EXTRACTED INFORMATION —
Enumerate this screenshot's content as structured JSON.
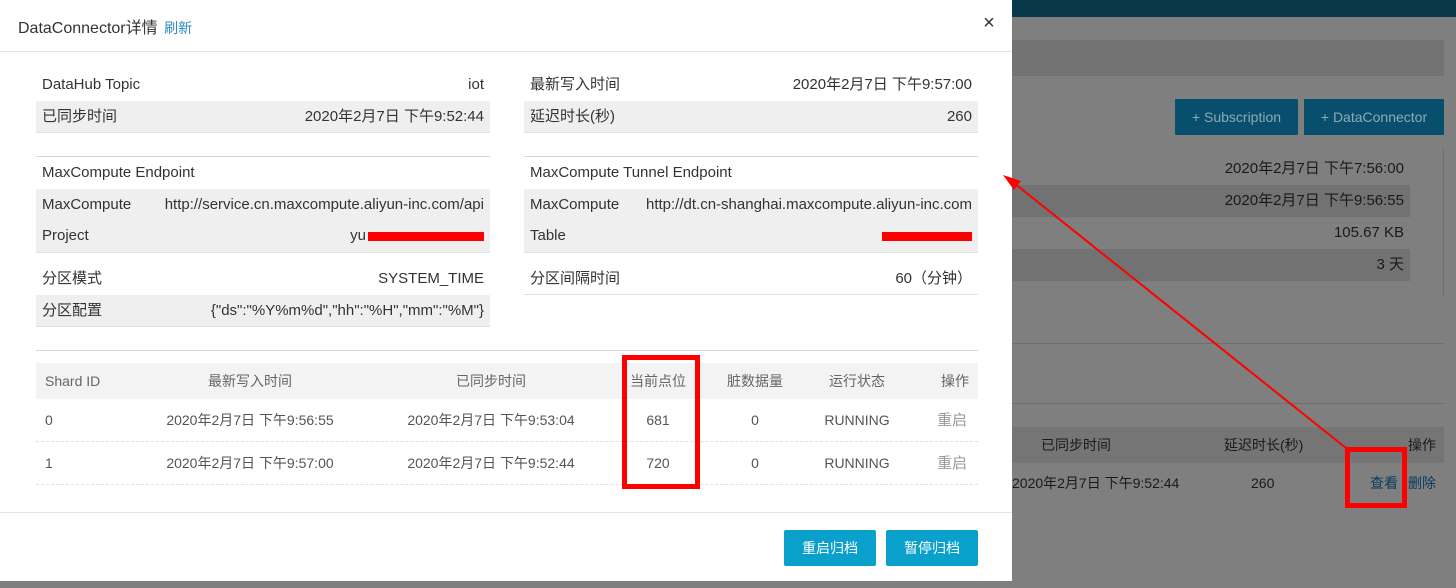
{
  "modal": {
    "title": "DataConnector详情",
    "refresh": "刷新",
    "close": "×",
    "fields": {
      "topic_label": "DataHub Topic",
      "topic_value": "iot",
      "latest_write_label": "最新写入时间",
      "latest_write_value": "2020年2月7日 下午9:57:00",
      "synced_time_label": "已同步时间",
      "synced_time_value": "2020年2月7日 下午9:52:44",
      "delay_label": "延迟时长(秒)",
      "delay_value": "260",
      "mc_endpoint_heading": "MaxCompute Endpoint",
      "mc_tunnel_heading": "MaxCompute Tunnel Endpoint",
      "mc_label": "MaxCompute",
      "mc_endpoint_value": "http://service.cn.maxcompute.aliyun-inc.com/api",
      "mc_tunnel_label": "MaxCompute",
      "mc_tunnel_value": "http://dt.cn-shanghai.maxcompute.aliyun-inc.com",
      "project_label": "Project",
      "project_value": "yu",
      "table_label": "Table",
      "partition_mode_label": "分区模式",
      "partition_mode_value": "SYSTEM_TIME",
      "partition_interval_label": "分区间隔时间",
      "partition_interval_value": "60（分钟）",
      "partition_config_label": "分区配置",
      "partition_config_value": "{\"ds\":\"%Y%m%d\",\"hh\":\"%H\",\"mm\":\"%M\"}"
    },
    "shard_table": {
      "headers": [
        "Shard ID",
        "最新写入时间",
        "已同步时间",
        "当前点位",
        "脏数据量",
        "运行状态",
        "操作"
      ],
      "rows": [
        {
          "shard_id": "0",
          "latest_write": "2020年2月7日 下午9:56:55",
          "synced": "2020年2月7日 下午9:53:04",
          "position": "681",
          "dirty": "0",
          "status": "RUNNING",
          "action": "重启"
        },
        {
          "shard_id": "1",
          "latest_write": "2020年2月7日 下午9:57:00",
          "synced": "2020年2月7日 下午9:52:44",
          "position": "720",
          "dirty": "0",
          "status": "RUNNING",
          "action": "重启"
        }
      ]
    },
    "buttons": {
      "restart_archive": "重启归档",
      "pause_archive": "暂停归档"
    }
  },
  "background": {
    "add_subscription": "+ Subscription",
    "add_dataconnector": "+ DataConnector",
    "info_values": [
      "2020年2月7日 下午7:56:00",
      "2020年2月7日 下午9:56:55",
      "105.67 KB",
      "3 天"
    ],
    "table_headers": {
      "synced": "已同步时间",
      "delay": "延迟时长(秒)",
      "action": "操作"
    },
    "table_row": {
      "synced": "2020年2月7日 下午9:52:44",
      "delay": "260",
      "view": "查看",
      "delete": "删除"
    }
  },
  "colors": {
    "accent": "#0aa0cc",
    "link": "#2a8ac4",
    "annotation": "#ff0000",
    "overlay_topbar": "#08384a"
  }
}
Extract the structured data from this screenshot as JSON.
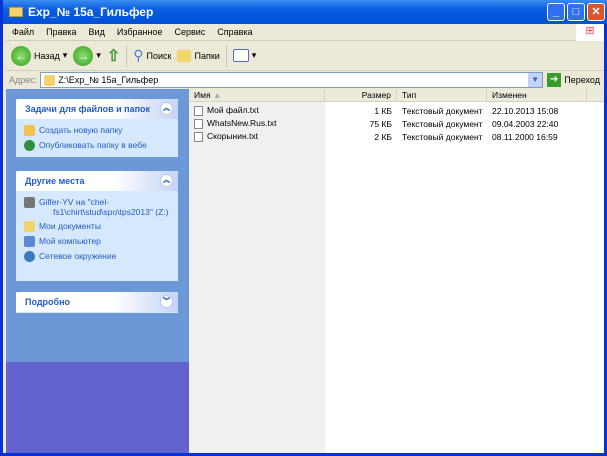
{
  "window": {
    "title": "Exp_№ 15a_Гильфер",
    "minimize": "_",
    "maximize": "□",
    "close": "✕"
  },
  "menu": [
    "Файл",
    "Правка",
    "Вид",
    "Избранное",
    "Сервис",
    "Справка"
  ],
  "toolbar": {
    "back": "Назад",
    "search": "Поиск",
    "folders": "Папки"
  },
  "address": {
    "label": "Адрес:",
    "value": "Z:\\Exp_№ 15a_Гильфер",
    "go": "Переход"
  },
  "sidebar": {
    "tasks": {
      "title": "Задачи для файлов и папок",
      "items": [
        "Создать новую папку",
        "Опубликовать папку в вебе"
      ]
    },
    "places": {
      "title": "Другие места",
      "items": [
        "Gilfer-YV на \"chel-fs1\\chirt\\stud\\spo\\tps2013\" (Z:)",
        "Мои документы",
        "Мой компьютер",
        "Сетевое окружение"
      ]
    },
    "details": {
      "title": "Подробно"
    }
  },
  "files": {
    "columns": [
      "Имя",
      "Размер",
      "Тип",
      "Изменен"
    ],
    "rows": [
      {
        "name": "Мой файл.txt",
        "size": "1 КБ",
        "type": "Текстовый документ",
        "modified": "22.10.2013 15:08"
      },
      {
        "name": "WhatsNew.Rus.txt",
        "size": "75 КБ",
        "type": "Текстовый документ",
        "modified": "09.04.2003 22:40"
      },
      {
        "name": "Скорынин.txt",
        "size": "2 КБ",
        "type": "Текстовый документ",
        "modified": "08.11.2000 16:59"
      }
    ]
  }
}
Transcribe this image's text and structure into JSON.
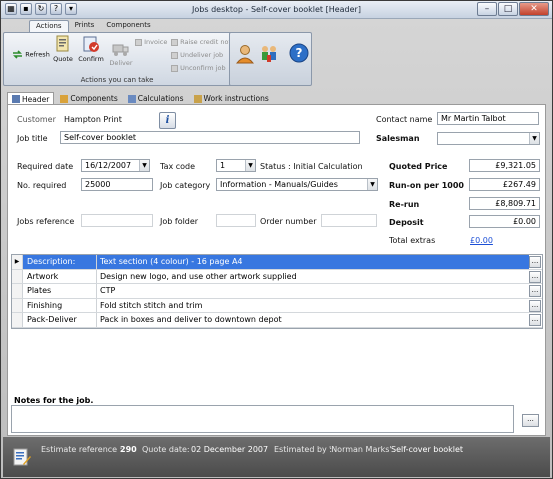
{
  "window": {
    "title": "Jobs desktop - Self-cover booklet [Header]"
  },
  "ribbon": {
    "tabs": [
      "Actions",
      "Prints",
      "Components"
    ],
    "buttons": {
      "refresh": "Refresh",
      "quote": "Quote",
      "confirm": "Confirm",
      "deliver": "Deliver",
      "invoice": "Invoice",
      "raise_credit_note": "Raise credit note",
      "undeliver_job": "Undeliver job",
      "unconfirm_job": "Unconfirm job"
    },
    "group_label": "Actions you can take"
  },
  "form_tabs": [
    "Header",
    "Components",
    "Calculations",
    "Work instructions"
  ],
  "header": {
    "customer_label": "Customer",
    "customer_value": "Hampton Print",
    "contact_label": "Contact name",
    "contact_value": "Mr Martin Talbot",
    "job_title_label": "Job title",
    "job_title_value": "Self-cover booklet",
    "salesman_label": "Salesman",
    "salesman_value": "",
    "required_date_label": "Required date",
    "required_date_value": "16/12/2007",
    "tax_code_label": "Tax code",
    "tax_code_value": "1",
    "status_text": "Status : Initial Calculation",
    "no_required_label": "No. required",
    "no_required_value": "25000",
    "job_category_label": "Job category",
    "job_category_value": "Information - Manuals/Guides",
    "jobs_reference_label": "Jobs reference",
    "jobs_reference_value": "",
    "job_folder_label": "Job folder",
    "job_folder_value": "",
    "order_number_label": "Order number",
    "order_number_value": "",
    "quoted_price_label": "Quoted Price",
    "quoted_price_value": "£9,321.05",
    "run_on_label": "Run-on per 1000",
    "run_on_value": "£267.49",
    "rerun_label": "Re-run",
    "rerun_value": "£8,809.71",
    "deposit_label": "Deposit",
    "deposit_value": "£0.00",
    "total_extras_label": "Total extras",
    "total_extras_value": "£0.00"
  },
  "grid": [
    {
      "caption": "Description:",
      "value": "Text section (4 colour) - 16 page A4"
    },
    {
      "caption": "Artwork",
      "value": "Design new logo, and use other artwork supplied"
    },
    {
      "caption": "Plates",
      "value": "CTP"
    },
    {
      "caption": "Finishing",
      "value": "Fold stitch stitch and trim"
    },
    {
      "caption": "Pack-Deliver",
      "value": "Pack in boxes and deliver to downtown depot"
    }
  ],
  "notes": {
    "label": "Notes for the job.",
    "value": "",
    "button": "..."
  },
  "status": {
    "estimate_label": "Estimate reference :",
    "estimate_value": "290",
    "quote_date_label": "Quote date:",
    "quote_date_value": "02 December 2007",
    "estimated_by_label": "Estimated by :",
    "estimated_by_value": "'Norman Marks'",
    "job_name": "Self-cover booklet"
  },
  "colors": {
    "selection": "#3877e0",
    "link": "#1c4fd6",
    "statusbar": "#5a5a5a"
  }
}
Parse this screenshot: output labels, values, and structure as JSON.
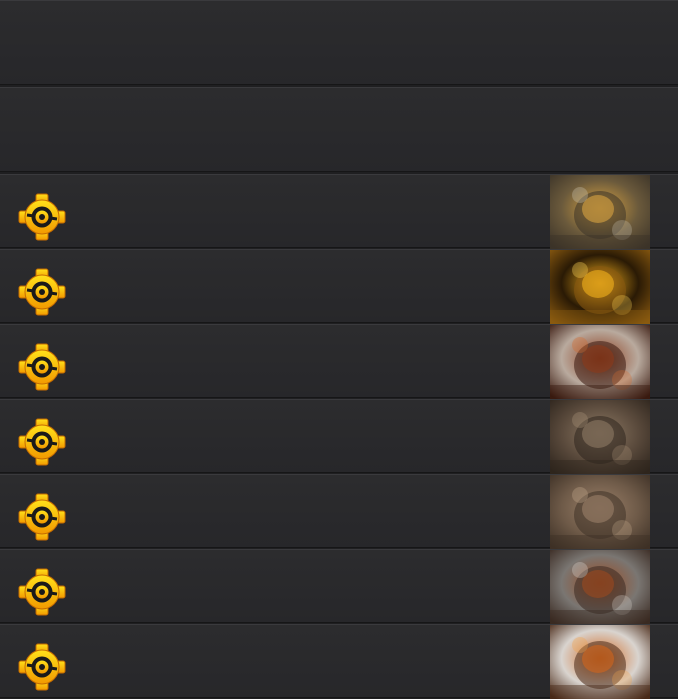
{
  "list": {
    "empty_rows": 2,
    "items": [
      {
        "badge_icon": "gear-badge-icon",
        "thumbnail": "armored-warrior-explosion-thumbnail",
        "palette": [
          "#6b5a3c",
          "#d9a441",
          "#3b3328",
          "#c9c2b3"
        ]
      },
      {
        "badge_icon": "gear-badge-icon",
        "thumbnail": "golden-mechanical-orb-thumbnail",
        "palette": [
          "#2a1a05",
          "#f2b01c",
          "#8a5a10",
          "#ffd75a"
        ]
      },
      {
        "badge_icon": "gear-badge-icon",
        "thumbnail": "round-bomb-creature-thumbnail",
        "palette": [
          "#b9aa9e",
          "#8c3b1b",
          "#3a1a10",
          "#d76b2a"
        ]
      },
      {
        "badge_icon": "gear-badge-icon",
        "thumbnail": "stone-golem-thumbnail",
        "palette": [
          "#5a4a3c",
          "#8e7a64",
          "#2e251d",
          "#a89278"
        ]
      },
      {
        "badge_icon": "gear-badge-icon",
        "thumbnail": "boulder-pile-thumbnail",
        "palette": [
          "#6e5a48",
          "#9b8069",
          "#3e3126",
          "#c2a98c"
        ]
      },
      {
        "badge_icon": "gear-badge-icon",
        "thumbnail": "brute-warrior-smoke-thumbnail",
        "palette": [
          "#7a7672",
          "#9b4a20",
          "#3a2a22",
          "#d8d2cb"
        ]
      },
      {
        "badge_icon": "gear-badge-icon",
        "thumbnail": "lightning-brawler-thumbnail",
        "palette": [
          "#d9d4cf",
          "#d1661e",
          "#4a2a18",
          "#f3a34a"
        ]
      }
    ]
  },
  "colors": {
    "badge_top": "#ffe01a",
    "badge_bottom": "#f29a00",
    "badge_ring": "#1a1a1a"
  }
}
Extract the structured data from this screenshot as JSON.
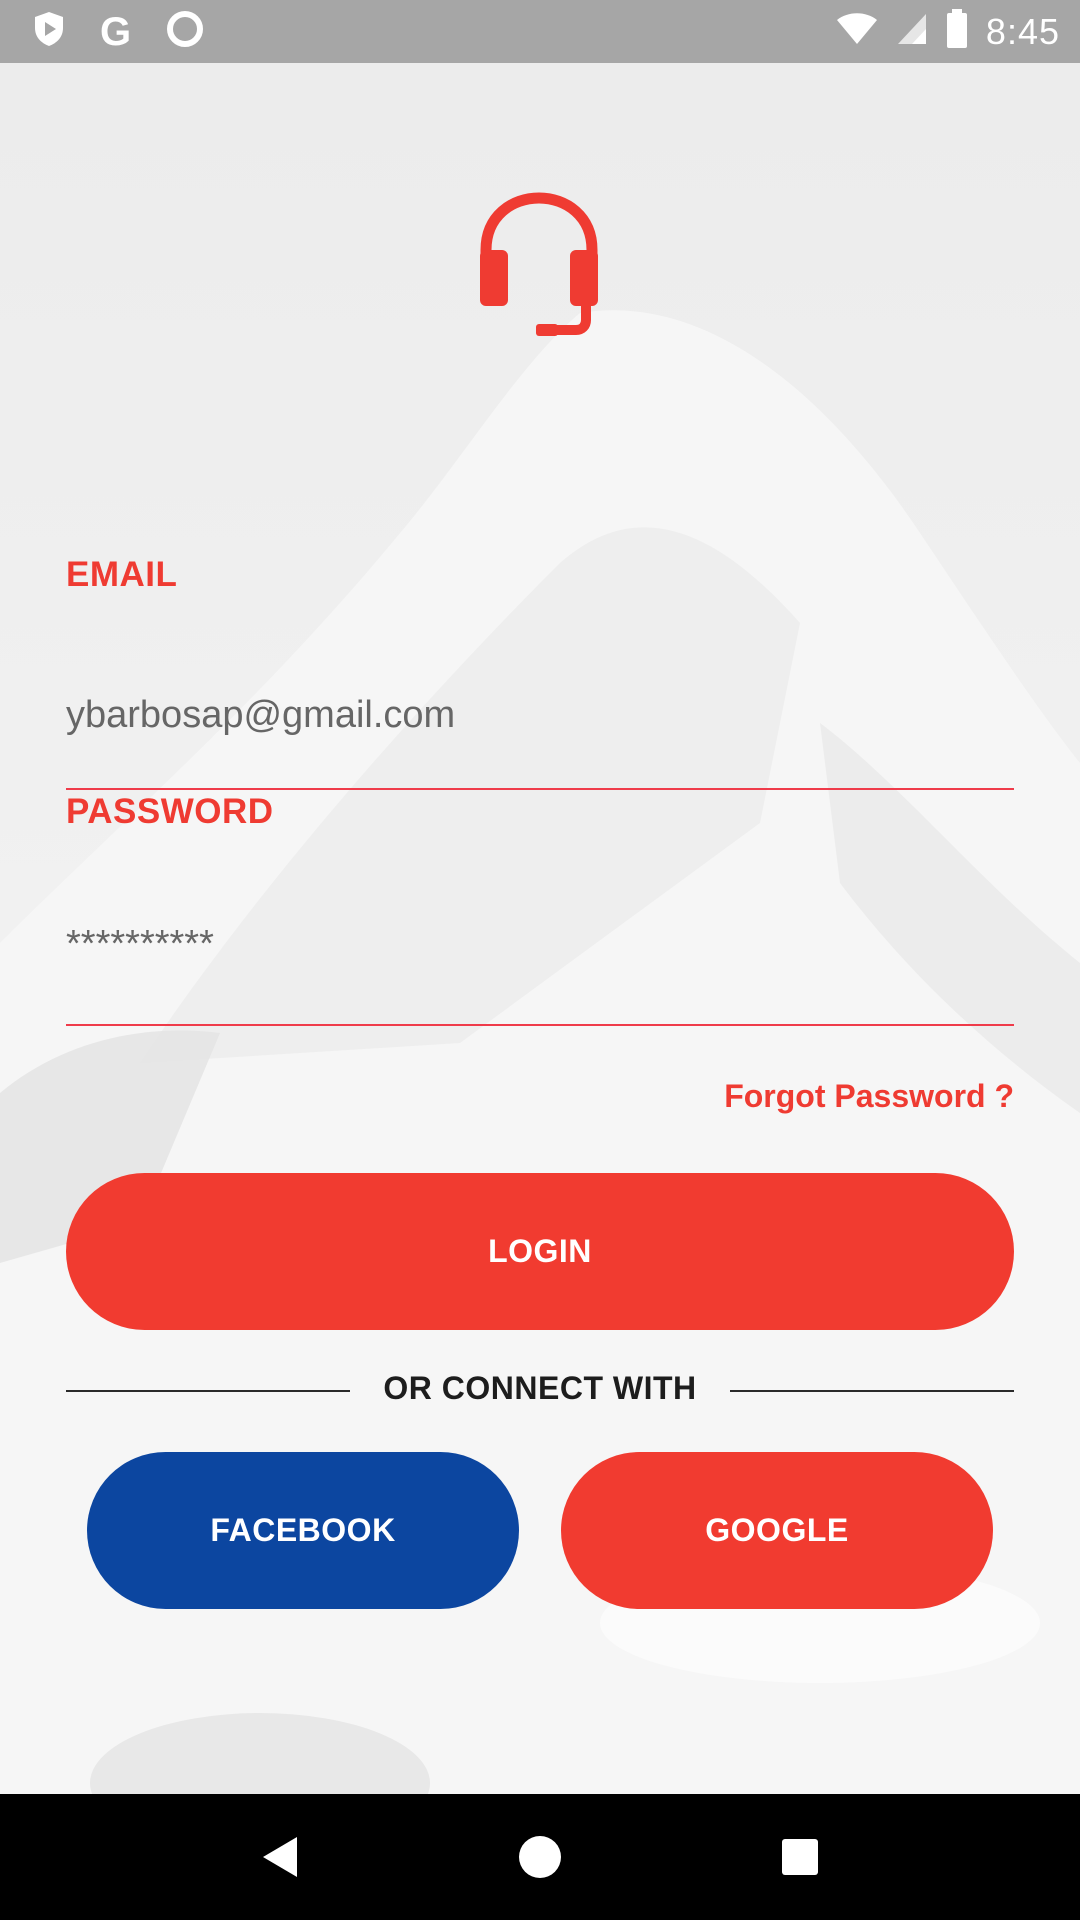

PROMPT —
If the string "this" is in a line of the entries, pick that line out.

SOLUTION —
Enumerate this screenshot's content as structured JSON.
Extract the structured data from this screenshot as JSON.
Transcribe this image's text and structure into JSON.
Parse this screenshot: output labels, values, and structure as JSON.
Extract the structured data from this screenshot as JSON.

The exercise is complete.